● Provided information
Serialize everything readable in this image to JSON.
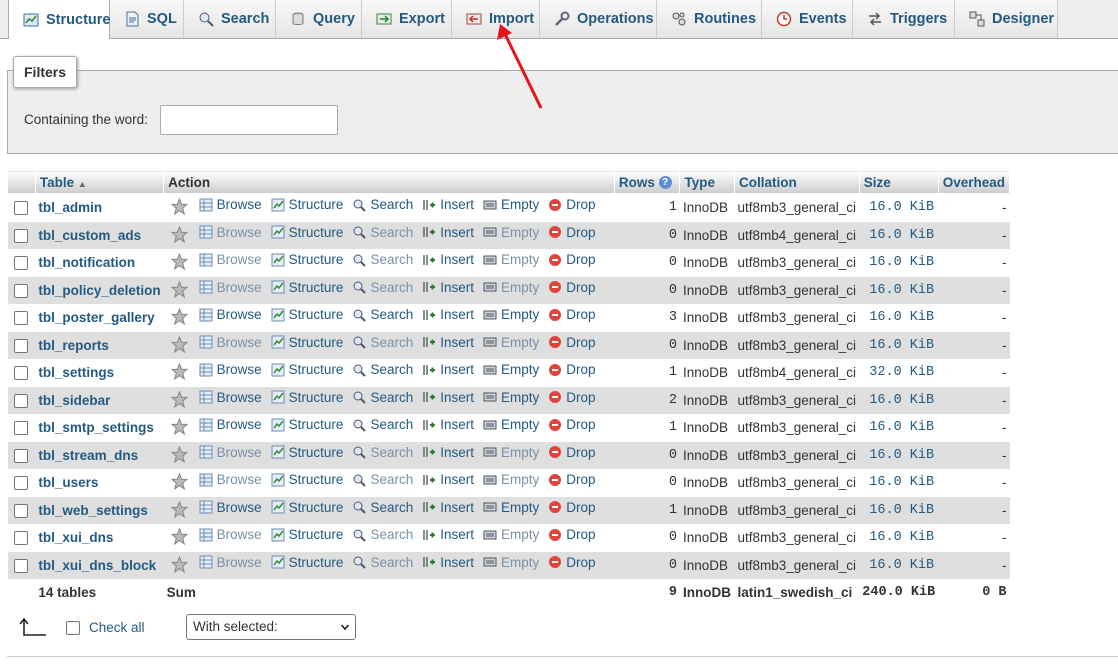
{
  "tabs": [
    {
      "label": "Structure",
      "icon": "structure-icon",
      "active": true
    },
    {
      "label": "SQL",
      "icon": "sql-icon"
    },
    {
      "label": "Search",
      "icon": "search-icon"
    },
    {
      "label": "Query",
      "icon": "query-icon"
    },
    {
      "label": "Export",
      "icon": "export-icon"
    },
    {
      "label": "Import",
      "icon": "import-icon"
    },
    {
      "label": "Operations",
      "icon": "wrench-icon"
    },
    {
      "label": "Routines",
      "icon": "routines-icon"
    },
    {
      "label": "Events",
      "icon": "clock-icon"
    },
    {
      "label": "Triggers",
      "icon": "triggers-icon"
    },
    {
      "label": "Designer",
      "icon": "designer-icon"
    }
  ],
  "filters": {
    "legend": "Filters",
    "containing_label": "Containing the word:",
    "input_value": ""
  },
  "table": {
    "headers": {
      "table": "Table",
      "action": "Action",
      "rows": "Rows",
      "type": "Type",
      "collation": "Collation",
      "size": "Size",
      "overhead": "Overhead"
    },
    "actions": {
      "browse": "Browse",
      "structure": "Structure",
      "search": "Search",
      "insert": "Insert",
      "empty": "Empty",
      "drop": "Drop"
    },
    "rows": [
      {
        "name": "tbl_admin",
        "rows": "1",
        "type": "InnoDB",
        "collation": "utf8mb3_general_ci",
        "size": "16.0 KiB",
        "overhead": "-"
      },
      {
        "name": "tbl_custom_ads",
        "rows": "0",
        "type": "InnoDB",
        "collation": "utf8mb4_general_ci",
        "size": "16.0 KiB",
        "overhead": "-"
      },
      {
        "name": "tbl_notification",
        "rows": "0",
        "type": "InnoDB",
        "collation": "utf8mb3_general_ci",
        "size": "16.0 KiB",
        "overhead": "-"
      },
      {
        "name": "tbl_policy_deletion",
        "rows": "0",
        "type": "InnoDB",
        "collation": "utf8mb3_general_ci",
        "size": "16.0 KiB",
        "overhead": "-"
      },
      {
        "name": "tbl_poster_gallery",
        "rows": "3",
        "type": "InnoDB",
        "collation": "utf8mb3_general_ci",
        "size": "16.0 KiB",
        "overhead": "-"
      },
      {
        "name": "tbl_reports",
        "rows": "0",
        "type": "InnoDB",
        "collation": "utf8mb3_general_ci",
        "size": "16.0 KiB",
        "overhead": "-"
      },
      {
        "name": "tbl_settings",
        "rows": "1",
        "type": "InnoDB",
        "collation": "utf8mb4_general_ci",
        "size": "32.0 KiB",
        "overhead": "-"
      },
      {
        "name": "tbl_sidebar",
        "rows": "2",
        "type": "InnoDB",
        "collation": "utf8mb3_general_ci",
        "size": "16.0 KiB",
        "overhead": "-"
      },
      {
        "name": "tbl_smtp_settings",
        "rows": "1",
        "type": "InnoDB",
        "collation": "utf8mb3_general_ci",
        "size": "16.0 KiB",
        "overhead": "-"
      },
      {
        "name": "tbl_stream_dns",
        "rows": "0",
        "type": "InnoDB",
        "collation": "utf8mb3_general_ci",
        "size": "16.0 KiB",
        "overhead": "-"
      },
      {
        "name": "tbl_users",
        "rows": "0",
        "type": "InnoDB",
        "collation": "utf8mb3_general_ci",
        "size": "16.0 KiB",
        "overhead": "-"
      },
      {
        "name": "tbl_web_settings",
        "rows": "1",
        "type": "InnoDB",
        "collation": "utf8mb3_general_ci",
        "size": "16.0 KiB",
        "overhead": "-"
      },
      {
        "name": "tbl_xui_dns",
        "rows": "0",
        "type": "InnoDB",
        "collation": "utf8mb3_general_ci",
        "size": "16.0 KiB",
        "overhead": "-"
      },
      {
        "name": "tbl_xui_dns_block",
        "rows": "0",
        "type": "InnoDB",
        "collation": "utf8mb3_general_ci",
        "size": "16.0 KiB",
        "overhead": "-"
      }
    ],
    "summary": {
      "count": "14 tables",
      "sum": "Sum",
      "rows": "9",
      "type": "InnoDB",
      "collation": "latin1_swedish_ci",
      "size": "240.0 KiB",
      "overhead": "0 B"
    }
  },
  "bottom": {
    "check_all": "Check all",
    "with_selected": "With selected:"
  },
  "colors": {
    "link": "#235a81",
    "annotation_arrow": "#e8141b"
  }
}
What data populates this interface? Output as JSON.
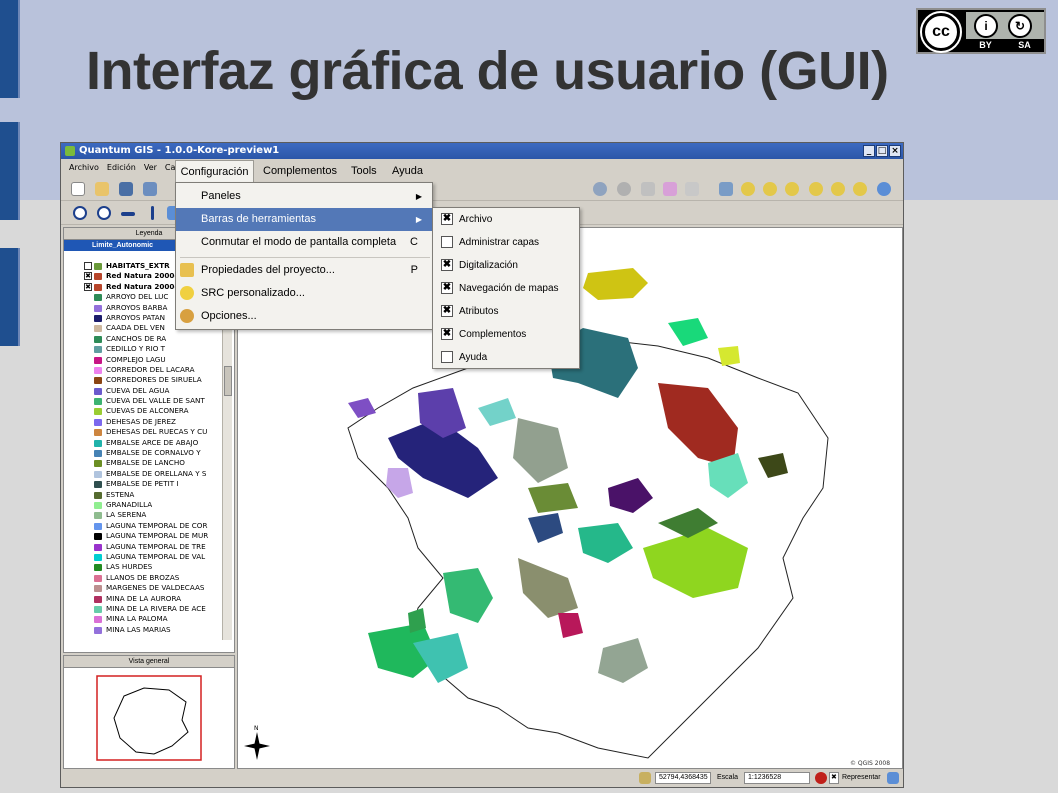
{
  "slide": {
    "title": "Interfaz gráfica de usuario (GUI)",
    "license": {
      "cc_label": "cc",
      "by_label": "BY",
      "sa_label": "SA",
      "by_symbol": "i",
      "sa_symbol": "↻"
    }
  },
  "window": {
    "title": "Quantum GIS - 1.0.0-Kore-preview1",
    "controls": [
      "_",
      "□",
      "×"
    ],
    "menubar": [
      "Archivo",
      "Edición",
      "Ver",
      "Capa"
    ],
    "menubar_open": "Configuración",
    "menubar_rest": [
      "Complementos",
      "Tools",
      "Ayuda"
    ]
  },
  "dropdown": {
    "items": [
      {
        "label": "Paneles",
        "submenu": true,
        "shortcut": ""
      },
      {
        "label": "Barras de herramientas",
        "submenu": true,
        "shortcut": "",
        "active": true
      },
      {
        "label": "Conmutar el modo de pantalla completa",
        "submenu": false,
        "shortcut": "C"
      },
      {
        "label": "Propiedades del proyecto...",
        "submenu": false,
        "shortcut": "P"
      },
      {
        "label": "SRC personalizado...",
        "submenu": false,
        "shortcut": ""
      },
      {
        "label": "Opciones...",
        "submenu": false,
        "shortcut": ""
      }
    ],
    "arrow": "▶"
  },
  "submenu": {
    "items": [
      {
        "label": "Archivo",
        "checked": true
      },
      {
        "label": "Administrar capas",
        "checked": false
      },
      {
        "label": "Digitalización",
        "checked": true
      },
      {
        "label": "Navegación de mapas",
        "checked": true
      },
      {
        "label": "Atributos",
        "checked": true
      },
      {
        "label": "Complementos",
        "checked": true
      },
      {
        "label": "Ayuda",
        "checked": false
      }
    ],
    "check_mark": "✖"
  },
  "legend": {
    "header": "Leyenda",
    "selected_layer": "Limite_Autonomic",
    "groups": [
      "HABITATS_EXTR",
      "Red Natura 2000-",
      "Red Natura 2000-"
    ],
    "layers": [
      "ARROYO DEL LUC",
      "ARROYOS BARBA",
      "ARROYOS PATAN",
      "CAADA DEL VEN",
      "CANCHOS DE RA",
      "CEDILLO Y RIO T",
      "COMPLEJO LAGU",
      "CORREDOR DEL LACARA",
      "CORREDORES DE SIRUELA",
      "CUEVA DEL AGUA",
      "CUEVA DEL VALLE DE SANT",
      "CUEVAS DE ALCONERA",
      "DEHESAS DE JEREZ",
      "DEHESAS DEL RUECAS Y CU",
      "EMBALSE ARCE DE ABAJO",
      "EMBALSE DE CORNALVO Y",
      "EMBALSE DE LANCHO",
      "EMBALSE DE ORELLANA Y S",
      "EMBALSE DE PETIT I",
      "ESTENA",
      "GRANADILLA",
      "LA SERENA",
      "LAGUNA TEMPORAL DE COR",
      "LAGUNA TEMPORAL DE MUR",
      "LAGUNA TEMPORAL DE TRE",
      "LAGUNA TEMPORAL DE VAL",
      "LAS HURDES",
      "LLANOS DE BROZAS",
      "MARGENES DE VALDECAAS",
      "MINA DE LA AURORA",
      "MINA DE LA RIVERA DE ACE",
      "MINA LA PALOMA",
      "MINA LAS MARIAS"
    ],
    "swatch_colors": [
      "#2e8b57",
      "#9370db",
      "#1c1c6b",
      "#cdb79e",
      "#2e8b57",
      "#5f9ea0",
      "#c71585",
      "#ee82ee",
      "#8b4513",
      "#6a5acd",
      "#3cb371",
      "#9acd32",
      "#7b68ee",
      "#cd853f",
      "#20b2aa",
      "#4682b4",
      "#6b8e23",
      "#b0c4de",
      "#2f4f4f",
      "#556b2f",
      "#90ee90",
      "#8fbc8f",
      "#6495ed",
      "#000000",
      "#9932cc",
      "#00ced1",
      "#228b22",
      "#db7093",
      "#bc8f8f",
      "#b03060",
      "#66cdaa",
      "#da70d6",
      "#9370db"
    ]
  },
  "overview": {
    "header": "Vista general"
  },
  "map": {
    "credit": "© QGIS 2008",
    "north_label": "N"
  },
  "status": {
    "coords": "52794,4368435",
    "scale_label": "Escala",
    "scale_value": "1:1236528",
    "render_label": "Representar"
  }
}
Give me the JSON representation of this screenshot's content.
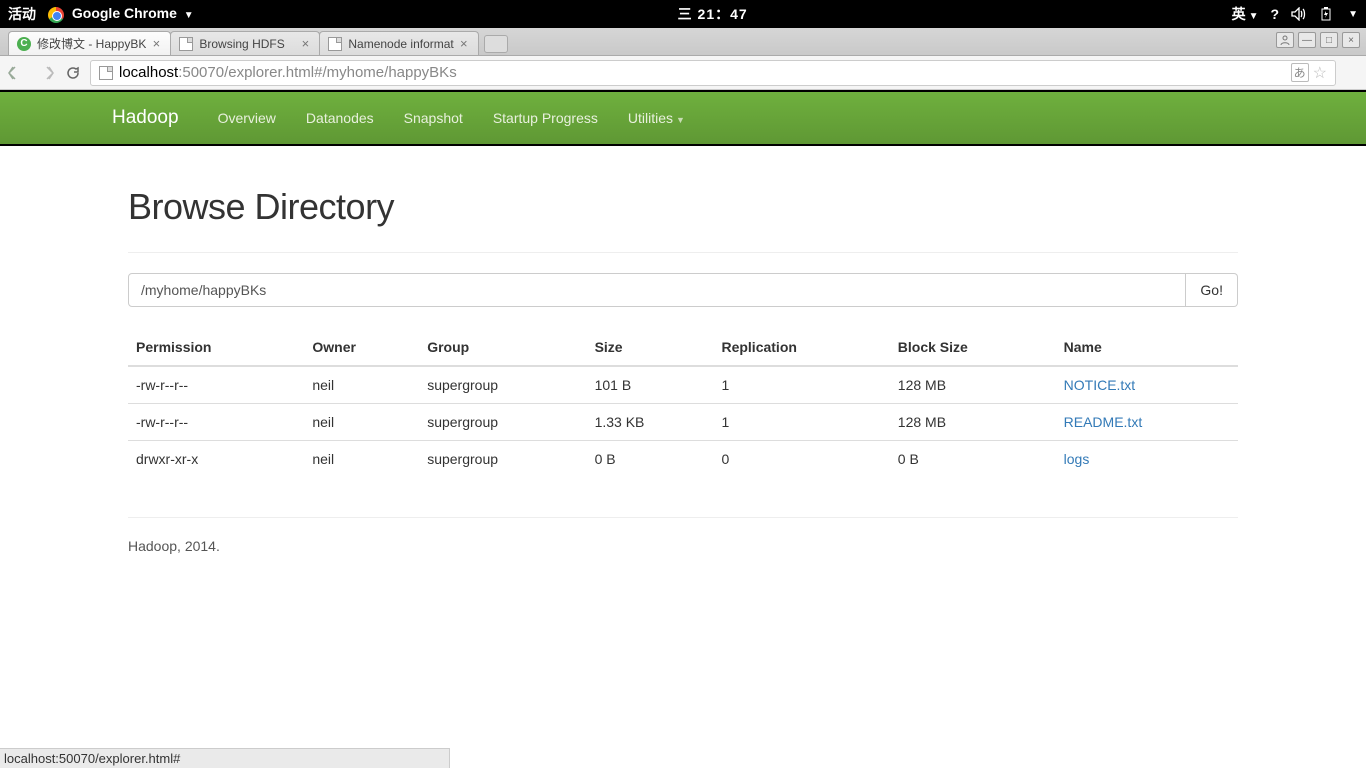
{
  "gnome": {
    "activities": "活动",
    "app": "Google Chrome",
    "clock": "三 21：47",
    "ime": "英"
  },
  "tabs": [
    {
      "title": "修改博文 - HappyBK",
      "favicon": "c"
    },
    {
      "title": "Browsing HDFS",
      "favicon": "page"
    },
    {
      "title": "Namenode informat",
      "favicon": "page"
    }
  ],
  "url": {
    "host": "localhost",
    "rest": ":50070/explorer.html#/myhome/happyBKs"
  },
  "nav": {
    "brand": "Hadoop",
    "items": [
      "Overview",
      "Datanodes",
      "Snapshot",
      "Startup Progress",
      "Utilities"
    ]
  },
  "page": {
    "title": "Browse Directory",
    "path_value": "/myhome/happyBKs",
    "go_label": "Go!",
    "columns": [
      "Permission",
      "Owner",
      "Group",
      "Size",
      "Replication",
      "Block Size",
      "Name"
    ],
    "rows": [
      {
        "perm": "-rw-r--r--",
        "owner": "neil",
        "group": "supergroup",
        "size": "101 B",
        "repl": "1",
        "block": "128 MB",
        "name": "NOTICE.txt"
      },
      {
        "perm": "-rw-r--r--",
        "owner": "neil",
        "group": "supergroup",
        "size": "1.33 KB",
        "repl": "1",
        "block": "128 MB",
        "name": "README.txt"
      },
      {
        "perm": "drwxr-xr-x",
        "owner": "neil",
        "group": "supergroup",
        "size": "0 B",
        "repl": "0",
        "block": "0 B",
        "name": "logs"
      }
    ],
    "footer": "Hadoop, 2014."
  },
  "status": "localhost:50070/explorer.html#"
}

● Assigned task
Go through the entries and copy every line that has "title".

● Output for this exercise
    "title": "Interfaz gráfica de usuario (GUI)",
    "title": "Quantum GIS - 1.0.0-Kore-preview1",
      "title": "修改博文 - HappyBK",
      "title": "Browsing HDFS",
      "title": "Namenode informat",
    "title": "Browse Directory",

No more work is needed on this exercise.